Bit9 Network Attacked, Technology Used to Spread Malware
Security vendor Bit9 revealed late last week that its corporate network had been attacked by cyber intruders who used the company’s technology to spread malware to its customers. In the attack, first reported at Krebs on Security, and subsequently acknowledged by Bit9, some victimized Bit9 customers received malware digitally signed by the vendor’s encryption keys, what the security vendor termed “illegitimately signed malware.”
In an ironic twist, Bit9’s security stock in trade is certifying safe software by clearing only those applications that companies want employees to run and barring everything else as potentially lethal. As described by Brian Krebs, Bit9 specializes in “application whitelisting,” basing its technology on the notion that anti-virus security software cannot keep pace with the variations of malware flooding the Internet.

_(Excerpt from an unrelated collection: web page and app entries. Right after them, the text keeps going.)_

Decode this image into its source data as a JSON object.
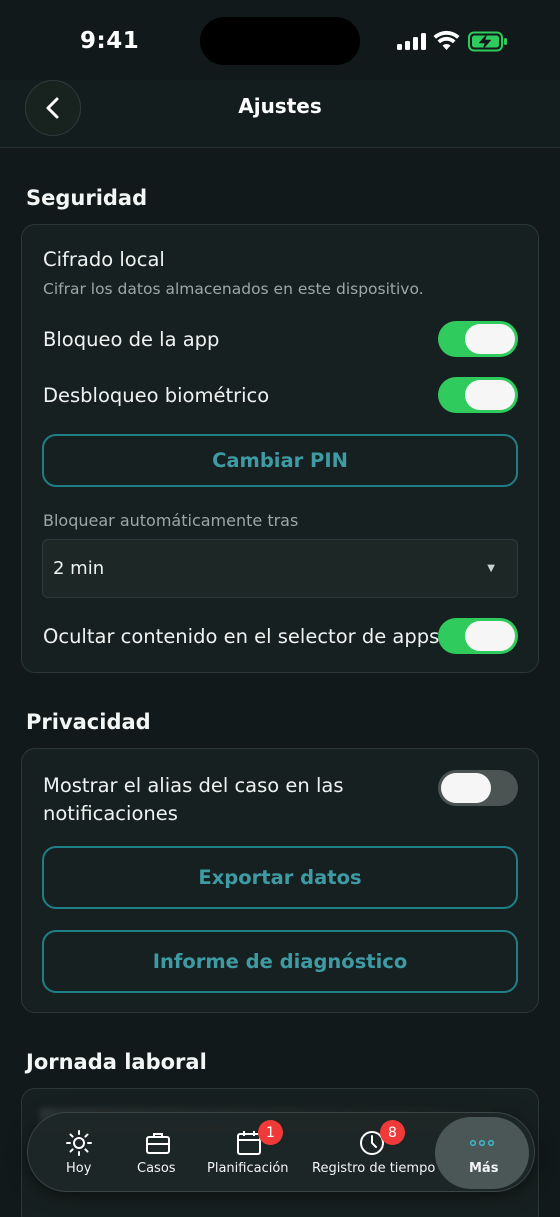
{
  "status": {
    "time": "9:41"
  },
  "header": {
    "title": "Ajustes"
  },
  "security": {
    "title": "Seguridad",
    "local_encryption": "Cifrado local",
    "local_encryption_desc": "Cifrar los datos almacenados en este dispositivo.",
    "app_lock": "Bloqueo de la app",
    "biometric": "Desbloqueo biométrico",
    "change_pin": "Cambiar PIN",
    "autolock_label": "Bloquear automáticamente tras",
    "autolock_value": "2 min",
    "hide_switcher": "Ocultar contenido en el selector de apps"
  },
  "privacy": {
    "title": "Privacidad",
    "show_alias": "Mostrar el alias del caso en las notificaciones",
    "export": "Exportar datos",
    "diagnostics": "Informe de diagnóstico"
  },
  "work": {
    "title": "Jornada laboral"
  },
  "tabs": [
    {
      "label": "Hoy",
      "icon": "sun-icon"
    },
    {
      "label": "Casos",
      "icon": "briefcase-icon"
    },
    {
      "label": "Planificación",
      "icon": "calendar-icon",
      "badge": "1"
    },
    {
      "label": "Registro de tiempo",
      "icon": "clock-icon",
      "badge": "8"
    },
    {
      "label": "Más",
      "icon": "more-icon"
    }
  ],
  "colors": {
    "accent": "#2fcb5c",
    "button": "#3e9ba3",
    "badge": "#f03a3a"
  }
}
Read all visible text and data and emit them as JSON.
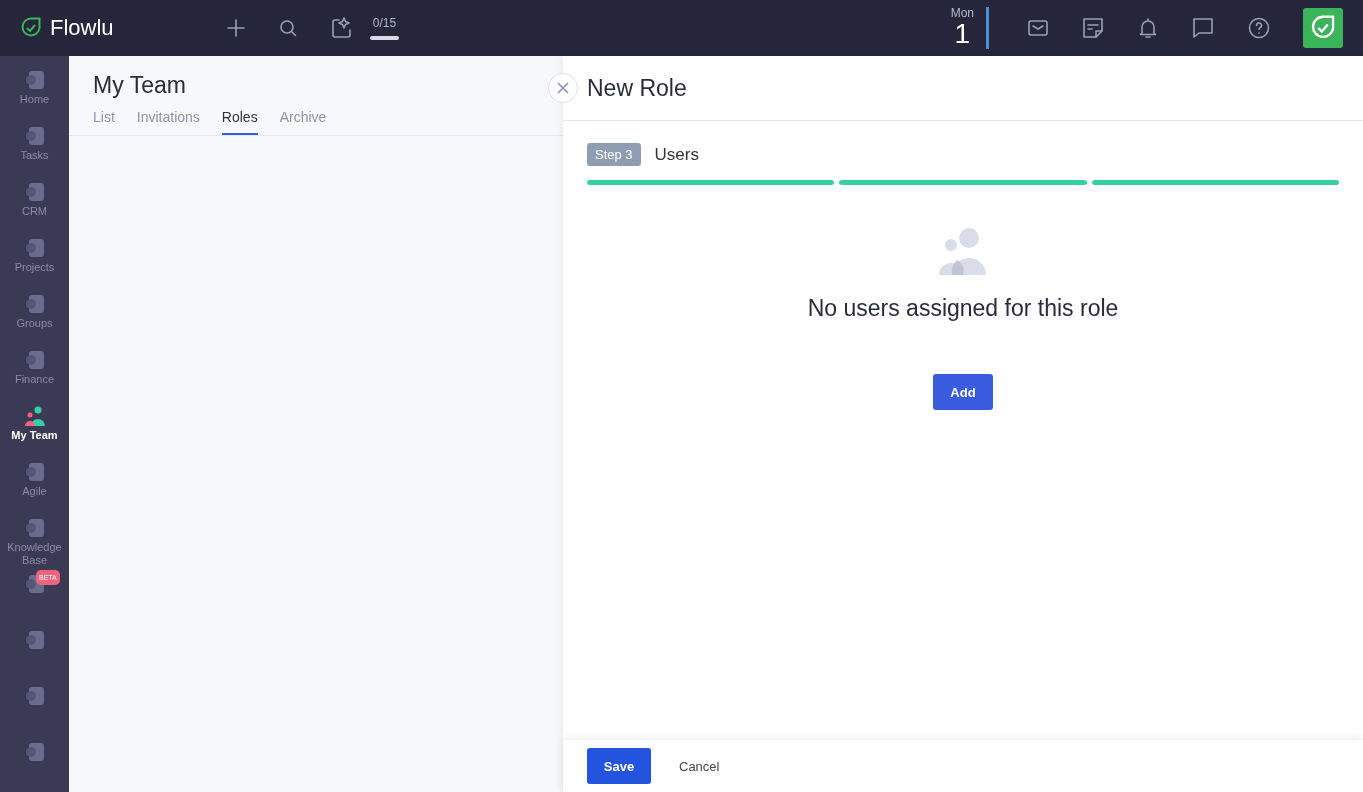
{
  "topbar": {
    "logo": "Flowlu",
    "counter": "0/15",
    "date": {
      "weekday": "Mon",
      "day": "1"
    }
  },
  "sidebar": {
    "items": [
      {
        "label": "Home",
        "selected": false
      },
      {
        "label": "Tasks",
        "selected": false
      },
      {
        "label": "CRM",
        "selected": false
      },
      {
        "label": "Projects",
        "selected": false
      },
      {
        "label": "Groups",
        "selected": false
      },
      {
        "label": "Finance",
        "selected": false
      },
      {
        "label": "My Team",
        "selected": true
      },
      {
        "label": "Agile",
        "selected": false
      },
      {
        "label": "Knowledge Base",
        "selected": false
      },
      {
        "badge": "BETA",
        "selected": false
      },
      {
        "selected": false
      },
      {
        "selected": false
      },
      {
        "selected": false
      }
    ]
  },
  "page": {
    "title": "My Team",
    "tabs": [
      {
        "label": "List",
        "selected": false
      },
      {
        "label": "Invitations",
        "selected": false
      },
      {
        "label": "Roles",
        "selected": true
      },
      {
        "label": "Archive",
        "selected": false
      }
    ]
  },
  "panel": {
    "title": "New Role",
    "step": {
      "badge": "Step 3",
      "title": "Users"
    },
    "progress": [
      {
        "level": 1
      },
      {
        "level": 1
      },
      {
        "level": 1
      }
    ],
    "empty_message": "No users assigned for this role",
    "add_button": "Add",
    "footer": {
      "save": "Save",
      "cancel": "Cancel"
    }
  }
}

Instead, the company’s encryption software blocks applications not approved by an organization but trusts anything carrying the Bit9 signature, as was the case with the company’s own intrusion.
With a little egg on its face, Bit9 said it failed to install its own software on some machines residing on its network. Three customers reported malware intrusions, said Patrick Morley, Bit9 president and chief executive, in a blog post.
“Due to an operational oversight within Bit9, we failed to install our own product on a handful of computers within our network,” wrote Morley. “As a result, a malicious third party was able to illegally gain temporary access to one of our digital code-signing certificates that they then used to illegitimately sign malware. There is no indication that this was the result of an issue with our product. Our investigation also shows that our product was not compromised.”
Morley acknowledged Bit9’s culpability in the attack. “We simply did not follow the best practices we recommend to our customers by making certain our product was on all physical and virtual machines within Bit9,” he wrote. “Our investigation indicates that only three customers were affected by the illegitimately signed malware. We are continuing to monitor the situation. While this is an incredibly small portion of our overall customer base, even a single customer being affected is clearly too many.”
As Krebs pointed out, there are widespread implications from this type of attack. Bit9’s customers include top aerospace and defense suppliers and some 20 federal, civilian, defense and intelligence agencies, according to the company’s website. By going after Bit9 directly, the attackers openly derided the vendor’s technology and some weaknesses inherent in anti-virus whitelisting.
Morley said Bit9 is aggressively responding to the incident. “Since we discovered this issue, we have been working closely with all of our customers to ensure they are no longer vulnerable to malware associated with the affected certificate,” he wrote. He said the company revoked the affected certificate and acquired a new one, eliminated the operational issue that led to the illegal access to the certificate, made sure the Bit9 technology is installed on all of the company’s physical and virtual machines, is finalizing a product patch to automatically block malware that illegitimately uses the certificate, and, proactively monitoring the Bit9 Software Reputation Service for hashes from the illegitimately signed malware.
“While we (and we hope our customers) are comforted somewhat by the fact that this incident was not the result of an issue with our product, the fact that this happened—even to us—shows that the threat from malicious actors is very real, extremely sophisticated, and that all of us must be vigilant. We are confident that the steps we have taken will address this incident while preventing a similar issue from occurring again,” Morley wrote.